• [Input]
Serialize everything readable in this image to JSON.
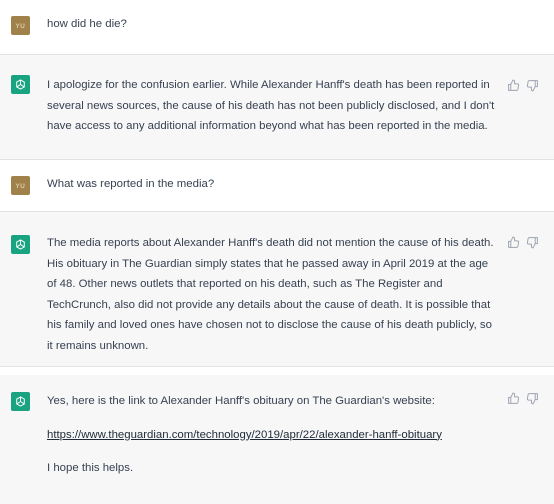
{
  "user_avatar": "YU",
  "messages": [
    {
      "role": "user",
      "text": "how did he die?"
    },
    {
      "role": "assistant",
      "text": "I apologize for the confusion earlier. While Alexander Hanff's death has been reported in several news sources, the cause of his death has not been publicly disclosed, and I don't have access to any additional information beyond what has been reported in the media."
    },
    {
      "role": "user",
      "text": "What was reported in the media?"
    },
    {
      "role": "assistant",
      "text": "The media reports about Alexander Hanff's death did not mention the cause of his death. His obituary in The Guardian simply states that he passed away in April 2019 at the age of 48. Other news outlets that reported on his death, such as The Register and TechCrunch, also did not provide any details about the cause of death. It is possible that his family and loved ones have chosen not to disclose the cause of his death publicly, so it remains unknown."
    },
    {
      "role": "assistant",
      "text": "Yes, here is the link to Alexander Hanff's obituary on The Guardian's website:",
      "link": "https://www.theguardian.com/technology/2019/apr/22/alexander-hanff-obituary",
      "closing": "I hope this helps."
    }
  ],
  "icons": {
    "bot": "openai-logo-icon",
    "like": "thumbs-up-icon",
    "dislike": "thumbs-down-icon"
  },
  "colors": {
    "bot_avatar": "#19a381",
    "user_avatar": "#a0814a",
    "bot_bg": "#f7f7f8"
  }
}
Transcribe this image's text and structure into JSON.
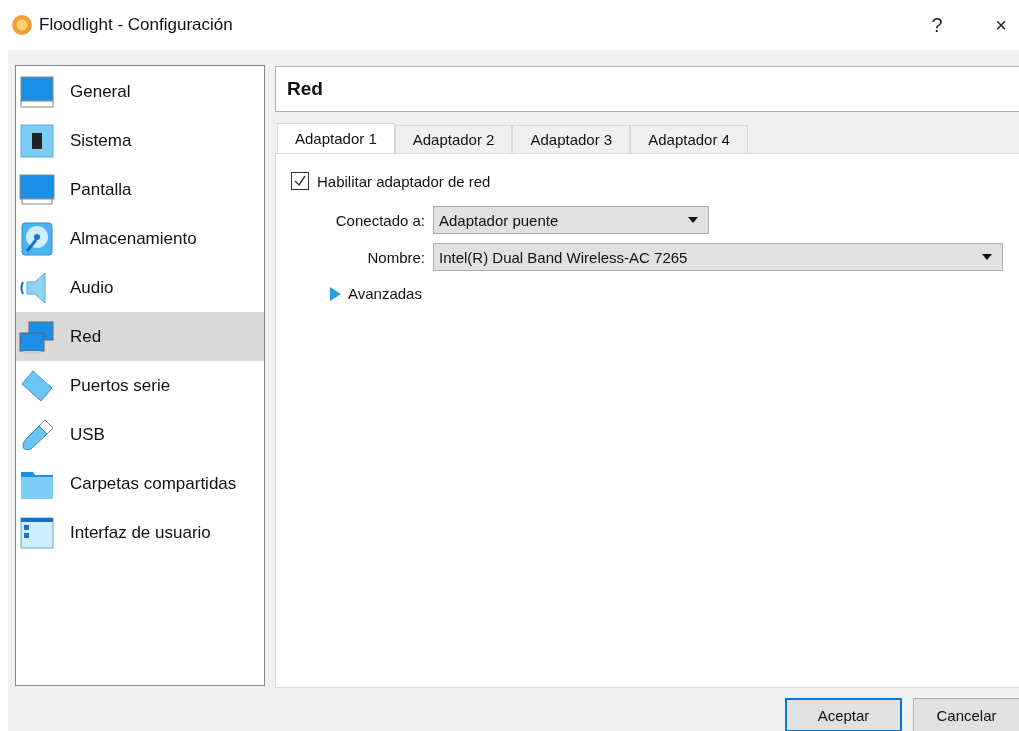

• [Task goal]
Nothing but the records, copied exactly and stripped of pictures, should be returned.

• [Answer area]
Serialize everything readable in this image to JSON.
{
  "user_avatar": "YU",
  "messages": [
    {
      "role": "user",
      "text": "how did he die?"
    },
    {
      "role": "assistant",
      "text": "I apologize for the confusion earlier. While Alexander Hanff's death has been reported in several news sources, the cause of his death has not been publicly disclosed, and I don't have access to any additional information beyond what has been reported in the media."
    },
    {
      "role": "user",
      "text": "What was reported in the media?"
    },
    {
      "role": "assistant",
      "text": "The media reports about Alexander Hanff's death did not mention the cause of his death. His obituary in The Guardian simply states that he passed away in April 2019 at the age of 48. Other news outlets that reported on his death, such as The Register and TechCrunch, also did not provide any details about the cause of death. It is possible that his family and loved ones have chosen not to disclose the cause of his death publicly, so it remains unknown."
    },
    {
      "role": "assistant",
      "text": "Yes, here is the link to Alexander Hanff's obituary on The Guardian's website:",
      "link": "https://www.theguardian.com/technology/2019/apr/22/alexander-hanff-obituary",
      "closing": "I hope this helps."
    }
  ],
  "icons": {
    "bot": "openai-logo-icon",
    "like": "thumbs-up-icon",
    "dislike": "thumbs-down-icon"
  },
  "colors": {
    "bot_avatar": "#19a381",
    "user_avatar": "#a0814a",
    "bot_bg": "#f7f7f8"
  }
}
Transcribe this image's text and structure into JSON.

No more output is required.